PENSACOLA, Fla. — Kenneth E. Haynes, 59, of Gulf Breeze, Fla., was indicted Tuesday by a federal grand jury for using a computer to entice a minor to engage in sexual activity and traveling with the intent to engage in illicit sexual conduct with a minor, following an investigation by the U.S. Immigration and Customs Enforcement (ICE) Office of Homeland Security Investigations (HSI), the FBI, Fairhope Police Department and the North Florida Internet Crimes Against Children Task Force.
The two-count indictment alleges that on Oct. 1, Haynes traveled from Gulf Breeze to Fairhope, Ala., with the intent to engage in illicit sexual conduct with a minor. The indictment also alleges that between Sept. 20 and Oct. 1, Haynes used a computer to entice this minor to engage in sexual activity.
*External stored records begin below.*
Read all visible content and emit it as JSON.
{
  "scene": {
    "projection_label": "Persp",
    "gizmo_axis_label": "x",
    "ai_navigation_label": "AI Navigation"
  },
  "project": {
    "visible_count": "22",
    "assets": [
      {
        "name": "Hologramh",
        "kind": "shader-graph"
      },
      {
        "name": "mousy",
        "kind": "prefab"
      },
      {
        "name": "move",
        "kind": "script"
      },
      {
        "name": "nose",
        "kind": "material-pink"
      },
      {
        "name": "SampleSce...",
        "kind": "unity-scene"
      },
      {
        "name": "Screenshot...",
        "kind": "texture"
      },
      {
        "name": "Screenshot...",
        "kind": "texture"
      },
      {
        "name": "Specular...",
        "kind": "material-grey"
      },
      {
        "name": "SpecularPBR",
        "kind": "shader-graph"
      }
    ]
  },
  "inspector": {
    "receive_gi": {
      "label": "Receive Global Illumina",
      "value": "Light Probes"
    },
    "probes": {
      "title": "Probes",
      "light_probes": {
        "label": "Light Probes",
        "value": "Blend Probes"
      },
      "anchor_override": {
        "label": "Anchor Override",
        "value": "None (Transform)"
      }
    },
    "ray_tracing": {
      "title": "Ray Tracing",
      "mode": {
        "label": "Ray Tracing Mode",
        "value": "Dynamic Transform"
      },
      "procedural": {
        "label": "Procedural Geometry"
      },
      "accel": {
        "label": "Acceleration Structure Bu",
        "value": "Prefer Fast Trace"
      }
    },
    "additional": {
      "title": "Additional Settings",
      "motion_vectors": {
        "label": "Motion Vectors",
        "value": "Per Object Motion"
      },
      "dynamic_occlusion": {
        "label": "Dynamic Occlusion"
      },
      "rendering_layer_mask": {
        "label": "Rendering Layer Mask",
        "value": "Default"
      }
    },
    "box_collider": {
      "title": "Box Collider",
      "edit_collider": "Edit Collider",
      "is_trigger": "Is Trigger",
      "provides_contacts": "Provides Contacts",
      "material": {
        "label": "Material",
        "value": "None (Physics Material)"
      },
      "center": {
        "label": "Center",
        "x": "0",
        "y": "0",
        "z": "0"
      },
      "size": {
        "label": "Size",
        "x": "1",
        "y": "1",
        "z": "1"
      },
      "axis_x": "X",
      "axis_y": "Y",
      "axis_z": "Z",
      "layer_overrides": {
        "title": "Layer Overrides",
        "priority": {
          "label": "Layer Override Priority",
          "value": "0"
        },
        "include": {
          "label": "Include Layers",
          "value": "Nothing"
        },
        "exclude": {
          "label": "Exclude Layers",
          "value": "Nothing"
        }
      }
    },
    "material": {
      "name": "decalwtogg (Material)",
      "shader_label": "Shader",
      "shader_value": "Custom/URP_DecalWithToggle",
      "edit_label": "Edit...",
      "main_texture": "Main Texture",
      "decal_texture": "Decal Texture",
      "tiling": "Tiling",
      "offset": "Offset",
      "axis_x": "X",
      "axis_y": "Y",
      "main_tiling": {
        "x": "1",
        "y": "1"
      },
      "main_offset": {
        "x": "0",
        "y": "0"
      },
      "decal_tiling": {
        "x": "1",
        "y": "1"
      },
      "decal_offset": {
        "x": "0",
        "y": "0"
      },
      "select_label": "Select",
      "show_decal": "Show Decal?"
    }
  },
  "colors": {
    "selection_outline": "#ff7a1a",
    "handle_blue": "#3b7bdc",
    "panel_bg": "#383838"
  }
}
Haynes was taken into custody on a federal arrest warrant on Oct. 1 and remains in the Santa Rosa County Jail in Florida. During a hearing to determine his release status pending the outcome of these charges, the government presented evidence that, after engaging in sexually explicit chats with an Internet correspondent whom Haynes believed to be a minor, Haynes traveled to Fairhope to meet the minor, bringing with him sexual toys and lubricant.
"Through partnerships with state, local and other federal law enforcement agencies, ICE will continue to vigorously investigate child exploitation cases like this one," said Susan McCormick, special agent in charge of ICE HSI in Tampa, Fla.
If convicted for using a computer to entice a minor to engage in sexual activity, Haynes faces a minimum mandatory of 10 years up to a maximum of life in prison. Haynes also faces a maximum of 30 years' imprisonment for traveling with the intent to engage in illicit sexual conduct with a minor.
The investigation was part of Operation Predator, a nationwide ICE initiative to identify, investigate and arrest those who prey on children, including human traffickers, international sex tourists, Internet pornographers, and foreign-national predators whose crimes make them deportable.
Launched in July 2003, ICE agents have arrested more than 12,000 individuals through Operation Predator.
ICE encourages the public to report suspected child predators and any suspicious activity through its toll-free hotline at 1-866-347-2423. This hotline is staffed around the clock by investigators.
Suspected child sexual exploitation or missing children may be reported to the National Center for Missing and Exploited Children, an Operation Predator partner, at 1-800-843-5678 or http://www.cybertipline.com.